A new 461-page biography of late jazz pianist Mary Lou Williams opens a window on a seminal, if underappreciated, artist whose 50-year career spanned virtually all the major movements of jazz.
"Morning Glory" (Pantheon Books), by Linda Dahl, the author of "Stormy Weather: The Music and Lives of a Century of Jazz Women," will likely register as the definitive account of a musician who performed with Louis Armstrong in the '30s, avant-garde piano icon Cecil Taylor in the '70s and most significant jazz artists in the years between. A joyous, swinging player with a playful sense of composition, Williams was an influence on everyone from pianist Thelonious Monk to lauded jazz trumpeter Dave Douglas, who focuses his new CD, Soul on Soul, on her work.
Duke Ellington, for whom Williams did some arranging, once wrote that she "is perpetually contemporary. Her writing and performing are and always have been just a little ahead. She is like soul on soul."
Dahl's book is a sympathetic yet unpedantic account of Williams' struggle to gain recognition for her music despite the twin biases of race and gender that permeated the music industry during most of her career. Dahl also recounts the spiritual journey that resulted in Williams' conversion to Catholicism.
Dahl interviewed musicians, jazz-industry insiders and scholars for the book, and she had full access to the Williams Estate's collection of correspondence, reviews and notices, telegrams, photographs and memorabilia.

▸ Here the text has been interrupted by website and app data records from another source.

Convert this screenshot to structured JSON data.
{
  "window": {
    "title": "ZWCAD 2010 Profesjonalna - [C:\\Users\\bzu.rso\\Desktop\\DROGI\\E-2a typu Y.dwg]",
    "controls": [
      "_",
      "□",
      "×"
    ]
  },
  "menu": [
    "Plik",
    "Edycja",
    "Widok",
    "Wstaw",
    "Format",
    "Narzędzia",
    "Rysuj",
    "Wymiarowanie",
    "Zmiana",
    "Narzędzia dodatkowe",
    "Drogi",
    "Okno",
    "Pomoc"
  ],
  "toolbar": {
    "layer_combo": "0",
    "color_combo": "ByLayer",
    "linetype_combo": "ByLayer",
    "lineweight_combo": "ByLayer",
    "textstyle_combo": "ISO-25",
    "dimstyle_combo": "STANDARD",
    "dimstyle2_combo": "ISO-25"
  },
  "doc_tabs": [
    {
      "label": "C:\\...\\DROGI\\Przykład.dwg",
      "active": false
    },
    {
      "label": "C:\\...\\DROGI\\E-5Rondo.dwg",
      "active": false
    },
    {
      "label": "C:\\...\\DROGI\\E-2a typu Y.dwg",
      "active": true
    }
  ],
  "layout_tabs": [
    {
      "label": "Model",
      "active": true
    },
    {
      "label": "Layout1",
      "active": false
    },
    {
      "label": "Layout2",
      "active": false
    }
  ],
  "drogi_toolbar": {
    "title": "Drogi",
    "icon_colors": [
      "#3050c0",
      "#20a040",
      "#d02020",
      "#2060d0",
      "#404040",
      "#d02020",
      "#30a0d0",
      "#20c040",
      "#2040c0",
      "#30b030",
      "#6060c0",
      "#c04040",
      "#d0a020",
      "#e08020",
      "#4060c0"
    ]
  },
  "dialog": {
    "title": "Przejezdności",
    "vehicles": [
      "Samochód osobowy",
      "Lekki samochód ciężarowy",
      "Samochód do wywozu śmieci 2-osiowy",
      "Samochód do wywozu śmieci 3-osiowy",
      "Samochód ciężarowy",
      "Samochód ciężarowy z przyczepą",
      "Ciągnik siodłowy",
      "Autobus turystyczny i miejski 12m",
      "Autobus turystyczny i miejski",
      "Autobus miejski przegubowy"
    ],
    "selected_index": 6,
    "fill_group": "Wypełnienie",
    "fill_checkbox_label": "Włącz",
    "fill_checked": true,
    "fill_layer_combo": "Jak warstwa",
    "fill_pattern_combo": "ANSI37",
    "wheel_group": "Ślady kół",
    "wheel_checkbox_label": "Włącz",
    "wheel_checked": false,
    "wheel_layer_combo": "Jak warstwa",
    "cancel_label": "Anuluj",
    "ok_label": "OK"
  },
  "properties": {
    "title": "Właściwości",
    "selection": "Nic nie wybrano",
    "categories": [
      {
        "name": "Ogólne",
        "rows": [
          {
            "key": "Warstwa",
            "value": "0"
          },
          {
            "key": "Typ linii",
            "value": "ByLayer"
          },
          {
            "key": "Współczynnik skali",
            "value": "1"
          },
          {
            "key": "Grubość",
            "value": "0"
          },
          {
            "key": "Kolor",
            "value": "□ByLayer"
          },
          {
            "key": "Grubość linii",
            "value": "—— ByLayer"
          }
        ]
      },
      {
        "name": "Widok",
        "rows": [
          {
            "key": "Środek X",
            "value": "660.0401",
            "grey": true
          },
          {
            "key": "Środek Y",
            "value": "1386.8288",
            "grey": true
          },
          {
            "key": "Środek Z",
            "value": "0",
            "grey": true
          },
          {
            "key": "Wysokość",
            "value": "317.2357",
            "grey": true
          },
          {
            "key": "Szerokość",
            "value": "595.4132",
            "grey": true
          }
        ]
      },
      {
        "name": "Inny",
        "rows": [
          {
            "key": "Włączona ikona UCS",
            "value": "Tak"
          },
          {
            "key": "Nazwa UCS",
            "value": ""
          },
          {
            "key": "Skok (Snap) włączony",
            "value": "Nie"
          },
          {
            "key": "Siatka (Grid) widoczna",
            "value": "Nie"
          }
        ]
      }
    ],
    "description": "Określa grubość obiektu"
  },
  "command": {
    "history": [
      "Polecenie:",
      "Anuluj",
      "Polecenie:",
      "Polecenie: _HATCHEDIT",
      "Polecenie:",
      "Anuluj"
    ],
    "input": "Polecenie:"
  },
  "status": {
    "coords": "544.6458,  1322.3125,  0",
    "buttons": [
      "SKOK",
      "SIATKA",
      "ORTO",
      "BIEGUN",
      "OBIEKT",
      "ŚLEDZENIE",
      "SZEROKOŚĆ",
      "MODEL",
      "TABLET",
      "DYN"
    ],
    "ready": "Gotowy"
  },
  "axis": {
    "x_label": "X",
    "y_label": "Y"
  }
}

This spring Williams' presence on the jazz scene seems to be approaching ubiquity. In addition to the Dahl biography and the Douglas CD, the John F. Kennedy Center for the Performing Arts in Washington, D.C., will present the Mary Lou Williams Women in Jazz Festival the most prestigious women's jazz festival in the country May 1113. The event will feature performances by pianist Marian McPartland, vocalist Sheila Jordan, saxophonist Jane Ira Bloom and many others, plus lectures and seminars.